* Your assignment: Could you return the entire listing below exactly as written?

* Source information:
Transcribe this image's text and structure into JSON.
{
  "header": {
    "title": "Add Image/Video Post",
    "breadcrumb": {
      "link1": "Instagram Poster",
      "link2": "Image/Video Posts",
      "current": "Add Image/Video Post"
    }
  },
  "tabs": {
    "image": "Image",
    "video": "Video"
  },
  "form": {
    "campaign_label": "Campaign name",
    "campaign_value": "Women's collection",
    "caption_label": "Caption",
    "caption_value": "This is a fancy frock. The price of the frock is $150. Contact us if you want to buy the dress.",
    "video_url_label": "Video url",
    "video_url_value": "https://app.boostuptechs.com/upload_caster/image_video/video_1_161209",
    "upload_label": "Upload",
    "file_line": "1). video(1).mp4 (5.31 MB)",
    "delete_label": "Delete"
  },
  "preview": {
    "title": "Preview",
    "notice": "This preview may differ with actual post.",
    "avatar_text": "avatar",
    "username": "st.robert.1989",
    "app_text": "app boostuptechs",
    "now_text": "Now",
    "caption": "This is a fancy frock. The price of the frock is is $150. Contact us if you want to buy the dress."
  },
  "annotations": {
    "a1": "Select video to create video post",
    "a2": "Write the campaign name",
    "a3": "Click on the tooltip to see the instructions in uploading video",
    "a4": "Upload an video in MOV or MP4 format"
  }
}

* Answer to this task:
Transcribe this image's text and structure into JSON.
{
  "header": {
    "title": "Add Image/Video Post",
    "breadcrumb": {
      "link1": "Instagram Poster",
      "link2": "Image/Video Posts",
      "current": "Add Image/Video Post"
    }
  },
  "tabs": {
    "image": "Image",
    "video": "Video"
  },
  "form": {
    "campaign_label": "Campaign name",
    "campaign_value": "Women's collection",
    "caption_label": "Caption",
    "caption_value": "This is a fancy frock. The price of the frock is $150. Contact us if you want to buy the dress.",
    "video_url_label": "Video url",
    "video_url_value": "https://app.boostuptechs.com/upload_caster/image_video/video_1_161209",
    "upload_label": "Upload",
    "file_line": "1). video(1).mp4 (5.31 MB)",
    "delete_label": "Delete"
  },
  "preview": {
    "title": "Preview",
    "notice": "This preview may differ with actual post.",
    "avatar_text": "avatar",
    "username": "st.robert.1989",
    "app_text": "app boostuptechs",
    "now_text": "Now",
    "caption": "This is a fancy frock. The price of the frock is is $150. Contact us if you want to buy the dress."
  },
  "annotations": {
    "a1": "Select video to create video post",
    "a2": "Write the campaign name",
    "a3": "Click on the tooltip to see the instructions in uploading video",
    "a4": "Upload an video in MOV or MP4 format"
  }
}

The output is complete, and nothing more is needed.